This slim book (180 pages of text) reimagines

the traditional introductory course in abstract algebra. At first glance, one might think that the selection of topics is similar to that found in standard “rings first” algebra books such as Hungerford’s *Abstract Algebra: An Introduction*, but a closer look reveals substantial differences.

Hungerford’s book, for example, begins with a couple of chapters developing the basic number theory of the integers (up to and including congruences), followed by the introduction of abstract rings. This is then followed by several chapters discussing polynomials over a field as another extended example of a ring. After this, there is some more ring theory (ideals and quotient rings), followed by an introduction to groups. This constitutes Part 1 of the book. Part 2 concerns more advanced topics, much of which is not typically covered in a first semester course: the fundamental theorem of abelian groups and Sylow theory, factorization in integral domains, field extensions and an introduction to Galois theory. Part 3 of the book, on applications, considers such topics as cryptography, coding theory and geometric constructions. A fourth and final part collects a number of appendices on background topics.

The book now under review also starts with the number theory of the integers (spread out over the first three chapters), but takes the subject considerably further than does Hungerford: the law of quadratic reciprocity, for example, is discussed and proved, a rarity in introductory abstract algebra books. Other number theory topics covered here, but not in most introductory abstract algebra texts, include the classification of Pythagorean triples (done two ways, algebraically and geometrically), the proof of Fermat’s Last Theorem for n = 4, and the classification of the solutions of Pell’s Equation.

It is not just the ring of integers that is discussed in these chapters. The axioms for an abstract ring are introduced very early (page 2, in fact) and examples of rings other than the integers (for example, quadratic extensions of the integers) are introduced and worked with in some detail in these chapters. However, the focus remains on concrete examples rather than abstract ring theory per se.
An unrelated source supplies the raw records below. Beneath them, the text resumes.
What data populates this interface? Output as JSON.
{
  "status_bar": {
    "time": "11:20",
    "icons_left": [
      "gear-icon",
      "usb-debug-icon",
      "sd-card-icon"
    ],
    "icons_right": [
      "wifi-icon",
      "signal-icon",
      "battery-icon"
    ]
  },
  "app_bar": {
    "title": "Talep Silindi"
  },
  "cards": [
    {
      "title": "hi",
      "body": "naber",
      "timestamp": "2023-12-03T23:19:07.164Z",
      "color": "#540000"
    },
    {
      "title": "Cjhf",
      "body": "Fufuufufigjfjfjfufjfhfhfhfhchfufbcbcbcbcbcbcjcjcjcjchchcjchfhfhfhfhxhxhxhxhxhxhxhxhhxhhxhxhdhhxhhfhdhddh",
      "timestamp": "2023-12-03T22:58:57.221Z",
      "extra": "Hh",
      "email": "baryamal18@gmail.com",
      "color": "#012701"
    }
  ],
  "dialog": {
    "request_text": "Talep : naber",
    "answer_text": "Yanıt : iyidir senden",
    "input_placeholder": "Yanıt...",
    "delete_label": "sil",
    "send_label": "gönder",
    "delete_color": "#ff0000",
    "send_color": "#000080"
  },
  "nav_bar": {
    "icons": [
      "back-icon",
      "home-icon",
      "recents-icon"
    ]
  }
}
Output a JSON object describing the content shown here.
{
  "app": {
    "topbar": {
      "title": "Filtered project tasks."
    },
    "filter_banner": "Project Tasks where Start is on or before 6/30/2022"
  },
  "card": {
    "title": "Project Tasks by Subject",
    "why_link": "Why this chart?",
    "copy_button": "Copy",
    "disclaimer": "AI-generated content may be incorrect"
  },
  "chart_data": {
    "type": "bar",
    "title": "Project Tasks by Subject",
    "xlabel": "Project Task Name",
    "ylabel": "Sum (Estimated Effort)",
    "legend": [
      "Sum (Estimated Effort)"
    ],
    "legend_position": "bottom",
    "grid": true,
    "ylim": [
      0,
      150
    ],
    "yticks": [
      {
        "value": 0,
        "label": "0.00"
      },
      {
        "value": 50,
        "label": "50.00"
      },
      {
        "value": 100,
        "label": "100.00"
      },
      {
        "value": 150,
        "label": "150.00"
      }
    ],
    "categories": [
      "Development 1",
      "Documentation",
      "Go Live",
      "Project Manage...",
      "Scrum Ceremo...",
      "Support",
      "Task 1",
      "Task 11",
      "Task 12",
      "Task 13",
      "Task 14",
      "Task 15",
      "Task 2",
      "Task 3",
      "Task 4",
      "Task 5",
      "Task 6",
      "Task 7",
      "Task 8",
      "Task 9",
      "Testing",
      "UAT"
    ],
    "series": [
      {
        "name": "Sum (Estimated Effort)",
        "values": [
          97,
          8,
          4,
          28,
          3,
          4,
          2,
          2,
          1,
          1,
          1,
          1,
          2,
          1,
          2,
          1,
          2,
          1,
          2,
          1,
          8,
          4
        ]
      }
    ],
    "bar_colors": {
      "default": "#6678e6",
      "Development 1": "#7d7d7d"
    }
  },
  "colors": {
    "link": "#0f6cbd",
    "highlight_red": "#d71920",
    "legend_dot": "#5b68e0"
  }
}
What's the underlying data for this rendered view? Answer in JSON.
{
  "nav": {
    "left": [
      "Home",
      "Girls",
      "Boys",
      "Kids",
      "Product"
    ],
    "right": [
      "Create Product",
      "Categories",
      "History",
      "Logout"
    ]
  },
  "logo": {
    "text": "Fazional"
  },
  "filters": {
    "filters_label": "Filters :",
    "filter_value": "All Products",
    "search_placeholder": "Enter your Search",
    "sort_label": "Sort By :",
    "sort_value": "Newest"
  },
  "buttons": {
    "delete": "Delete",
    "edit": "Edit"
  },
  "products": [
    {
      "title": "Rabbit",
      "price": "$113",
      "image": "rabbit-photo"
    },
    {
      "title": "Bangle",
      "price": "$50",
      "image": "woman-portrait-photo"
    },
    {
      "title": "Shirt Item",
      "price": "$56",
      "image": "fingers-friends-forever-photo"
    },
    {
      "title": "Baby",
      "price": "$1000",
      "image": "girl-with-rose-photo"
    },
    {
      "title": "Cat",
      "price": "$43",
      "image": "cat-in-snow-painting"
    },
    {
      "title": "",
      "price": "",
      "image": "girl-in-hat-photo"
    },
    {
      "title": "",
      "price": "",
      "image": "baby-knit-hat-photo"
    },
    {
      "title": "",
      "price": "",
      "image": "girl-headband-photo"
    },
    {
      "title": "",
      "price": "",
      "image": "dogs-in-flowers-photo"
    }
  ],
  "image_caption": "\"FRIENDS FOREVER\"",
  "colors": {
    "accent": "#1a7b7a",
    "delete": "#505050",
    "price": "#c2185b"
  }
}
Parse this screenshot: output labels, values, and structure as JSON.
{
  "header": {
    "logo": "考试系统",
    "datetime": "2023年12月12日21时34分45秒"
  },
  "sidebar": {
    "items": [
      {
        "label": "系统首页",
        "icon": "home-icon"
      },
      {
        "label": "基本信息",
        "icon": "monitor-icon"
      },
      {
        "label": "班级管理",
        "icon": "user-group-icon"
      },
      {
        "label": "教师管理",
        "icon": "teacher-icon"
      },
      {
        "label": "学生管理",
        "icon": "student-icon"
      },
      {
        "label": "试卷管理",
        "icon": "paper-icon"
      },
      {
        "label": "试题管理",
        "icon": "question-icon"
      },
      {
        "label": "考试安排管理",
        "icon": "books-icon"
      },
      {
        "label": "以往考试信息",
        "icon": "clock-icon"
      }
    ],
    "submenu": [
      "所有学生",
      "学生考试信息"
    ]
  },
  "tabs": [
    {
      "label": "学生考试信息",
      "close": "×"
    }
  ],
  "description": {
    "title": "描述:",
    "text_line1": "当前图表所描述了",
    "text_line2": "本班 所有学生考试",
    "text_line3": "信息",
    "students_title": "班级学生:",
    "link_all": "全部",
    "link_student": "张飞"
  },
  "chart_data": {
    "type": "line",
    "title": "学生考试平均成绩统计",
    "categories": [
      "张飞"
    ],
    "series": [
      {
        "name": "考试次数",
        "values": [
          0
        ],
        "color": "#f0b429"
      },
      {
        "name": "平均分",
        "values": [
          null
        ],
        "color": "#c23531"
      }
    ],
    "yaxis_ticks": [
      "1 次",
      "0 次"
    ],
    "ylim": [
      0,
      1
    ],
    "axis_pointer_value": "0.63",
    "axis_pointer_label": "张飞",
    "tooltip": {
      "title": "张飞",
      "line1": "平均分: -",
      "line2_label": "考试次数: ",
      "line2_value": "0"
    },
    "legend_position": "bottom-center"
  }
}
Chapter 4 is on what the authors call “codes” but what I would call cryptography; I think the use of the word “codes” here risks confusion with coding theory (Hamming distance, etc.). The authors do not tarry with classical cryptography and proceed almost immediately to public key cryptography and the RSA method. Primality testing and factorization are also discussed briefly.

In Chapter 5, the authors discuss the real and complex numbers. Assuming the rational numbers as known, the authors explain without detail several methods of constructing the real numbers and also point out the completeness property of this number system. The complex numbers are then introduced and, again surprisingly for a book at this level, the Fundamental Theorem of Algebra is proved. Applications of the Fundamental Theorem to real polynomials are given.

Chapters 6 and 7 concern polynomial rings and their application to the construction and analysis of finite fields. Here again, a number of very unusual topics for a book at this level are discussed, including transcendental numbers (Liouville numbers and a proof of the transcendence of \( e \)), formulas for the solution of a cubic equation, and Sturm’s Theorem, a result I used to see in old-fashioned books on the theory of equations, but haven’t seen in the more recent textbook literature. (Another result along the same lines, Descartes’ Rule of Signs, shows up here as an exercise.)

One topic that is not covered in this book, however, is group theory. While the word “group” is mentioned and the term “abelian group” briefly defined, the subject is not developed, and the reader will not encounter even such basic ideas as Lagrange’s theorem.

Throughout the book, the exposition is rather terse, and very little hand-holding takes place. As the preceding summary of topics covered in this book should make clear, a considerable amount of material is covered in a relatively small amount of space. Each section ends with an assortment of exercises (averaging around 6 or 7 per section), few of which are trivial and some of which are quite substantial. Each chapter ends with a page or two entitled Notes which offers some historical commentary and suggestions for further reading.

I’m an old dog and therefore not easily taught new tricks, but it seems to me that the topics covered here are not optimal for a first course in abstract algebra. More adventurous souls, however, might enjoy the experience of teaching out of this book, particularly to students of high ability.

Mark Hunacek (mhunacek@iastate.edu) is a Teaching Professor Emeritus at Iowa State University.